The point is not that it's a definitive test, the point that it's a reasonably accurate blood and urine
test. As in, after discussing recent problems with your doctor, your doctor may then conclude that this would be a good time to stick you with a biopsy needle and test for pancreatic cancer.
But wait, this is invasive and potentially harmful, is there some way we can be a bit more sure about things before we confirm?
Why yes! This kid developed a blood and urine test which is 90% accurate!
The point is to potentially reduce the number of large, expensive needles stuck into someone's pancreas, not to serve as a standalone test.
It also matters WHY the test is inaccurate.

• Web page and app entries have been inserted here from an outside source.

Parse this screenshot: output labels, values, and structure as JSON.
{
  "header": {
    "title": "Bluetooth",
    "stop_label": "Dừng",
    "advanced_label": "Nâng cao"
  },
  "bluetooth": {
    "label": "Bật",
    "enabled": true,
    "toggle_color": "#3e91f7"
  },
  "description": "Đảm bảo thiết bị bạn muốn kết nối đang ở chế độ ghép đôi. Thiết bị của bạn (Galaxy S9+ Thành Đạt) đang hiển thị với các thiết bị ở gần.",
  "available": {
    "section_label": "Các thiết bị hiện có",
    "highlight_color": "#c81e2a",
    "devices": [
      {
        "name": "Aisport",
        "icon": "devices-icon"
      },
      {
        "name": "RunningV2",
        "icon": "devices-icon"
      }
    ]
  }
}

If it's consistent with each individual "if I get a false positive, it will ALWAYS be a false positive" because of a lack of a certain protein or whatever, then it's less useful (unless you determine the conditions that make it work). If it's actually just a random 10% due to lack of precision for a particular measurement, then it can be refined, OR you could just run it five times and do some math to get a result with >90% accuracy.